Could the progressive leaders in both parties unite and take a new line?
February 28, 2004
At the height of the escalating violence in Haiti this past week, I heard a passing remark in a CNN news item that the United States favours a power sharing arrangement between the Aristide government and the rebel faction that is seeking to oust him completely. Then I read your editorial of Friday, February 27, "Haitian anarchy," and got the confirmation of what I heard in passing.
Assuming the rebel leader did not refuse to share power with Aristide, then what sort of formula would America have suggested, and who would have served as political monitor or referee - America or the United Nations?
The power sharing suggestion took me by complete surprise, especially since I haven't heard anything to this effect from America before this Haiti turmoil. I must admit, though, that my mind raced to the Guyana situation, in which the two major political parties - the PPP/C and PNC/R - are having such intractable differences affecting Guyana's political stability and economic growth, that I began wondering if the American government would ever suggest a power sharing arrangement in Guyana?
Both major political parties, on different occasions, have been helped to power with input from the United States - the PNC in the sixties and the PPP in 1992 - yet both have given the impression they'd prefer to do their own thing once they got in power. In fact, the PNC turned its back on the West, being particularly harsh on America, and the PPP now seems bent on using communism as its ideological vehicle for economic development.
But assuming America would ever be interested in such an arrangement for Guyana, the obvious question has to be: why would it be interested in Guyana's political affairs to such an extent?
Well, for starters, speculation has it that Cuba's Fidel Castro is being antsy about spreading communism in the hemisphere by taking advantage of governments that are experiencing political instability brought on by economic hardships, so America sees there is need for political stability and economic growth in the region.
More precisely, Guyana's neighbour to the west, Venezuela, is America's fifth largest oil supplier, but has a rather volatile political leader in the person of Hugo Chavez, and this does not augur well for consistency in oil supplies to America from that country.

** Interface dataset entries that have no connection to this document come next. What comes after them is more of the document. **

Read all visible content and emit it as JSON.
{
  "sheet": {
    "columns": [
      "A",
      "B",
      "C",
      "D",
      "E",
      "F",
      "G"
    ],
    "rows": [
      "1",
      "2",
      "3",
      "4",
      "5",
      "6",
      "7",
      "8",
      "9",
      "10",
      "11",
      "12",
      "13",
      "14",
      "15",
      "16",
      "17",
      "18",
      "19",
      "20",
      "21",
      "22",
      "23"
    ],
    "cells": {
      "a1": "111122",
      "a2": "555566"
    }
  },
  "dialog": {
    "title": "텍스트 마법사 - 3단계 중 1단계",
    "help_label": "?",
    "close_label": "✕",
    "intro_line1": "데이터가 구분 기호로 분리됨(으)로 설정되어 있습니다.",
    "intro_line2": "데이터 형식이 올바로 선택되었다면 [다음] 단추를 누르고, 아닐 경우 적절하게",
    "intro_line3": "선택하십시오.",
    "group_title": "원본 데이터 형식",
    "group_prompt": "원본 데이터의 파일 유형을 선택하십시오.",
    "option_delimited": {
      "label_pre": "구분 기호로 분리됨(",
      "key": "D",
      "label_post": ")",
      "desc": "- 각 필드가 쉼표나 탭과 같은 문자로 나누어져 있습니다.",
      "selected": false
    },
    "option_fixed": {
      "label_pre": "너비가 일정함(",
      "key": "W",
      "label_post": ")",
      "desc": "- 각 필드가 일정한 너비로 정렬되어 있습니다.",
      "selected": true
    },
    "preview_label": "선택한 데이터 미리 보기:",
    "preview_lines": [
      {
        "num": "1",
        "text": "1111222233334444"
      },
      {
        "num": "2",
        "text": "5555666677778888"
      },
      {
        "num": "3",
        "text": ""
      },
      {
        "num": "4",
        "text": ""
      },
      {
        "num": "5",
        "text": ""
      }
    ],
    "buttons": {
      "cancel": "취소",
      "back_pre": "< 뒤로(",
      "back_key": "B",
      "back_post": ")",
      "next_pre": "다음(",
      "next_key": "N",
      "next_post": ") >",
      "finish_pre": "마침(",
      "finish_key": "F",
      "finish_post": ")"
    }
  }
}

This could then open the door for Guyana to get help to engage in large-scale oil production. But then Guyana itself needs political stability, which neither the PPP/C nor PNC/R seems capable of delivering alone or even through any form of power sharing.
The next best step, then, would be for the progressive minded leaders of both parties to maneuver a no confidence vote in current leadership and assume the mantle of decision-making, thereby paving the way for a new-look PPP/C and PNC/R that would be amenable to the idea of a power sharing government.
Failing that, lure the progressive minded leaders from both parties to form a third political party made up of Indian and African Guyanese to end the stranglehold both major parties have had on power via racial voting, and have that third party play the, if not a, major role in a new government.
The Khemraj Ramjattan expulsion from the PPP/C may well turn out to be the straw that broke the camel's back, setting such an idea in motion, because it is clear that even though the PPP/C appears not to have a leader, it actually does have one who is irrevocably committed to pursuing communist policies to guide Guyana politically and economically, much to the detriment of the nation and the nation's shared ideological views with America.
The PNC/R, meanwhile, has exhausted its energies fuming and fussing with the PPP/C for the past eleven plus years, not realizing that its true relevance to Guyana's politics has been relegated to elections time. It has failed miserably to seize opportunities to rebuild and reshape itself as a party, in the post-Burnham and Hoyte eras, with new thinking and new attitude that could attract Indian Guyanese who are disenchanted with the PPP/C.
If the speculation that gave rise to the foregoing scenarios holds true, then a "broad-based" government in Guyana, with America's backing could go a long way towards changing Guyana's political landscape to make it more attractive for new political leaders, new ideas and a new direction.
Change may be on the horizon, but can we envision it? Are we ready and willing to experience it in our lifetime?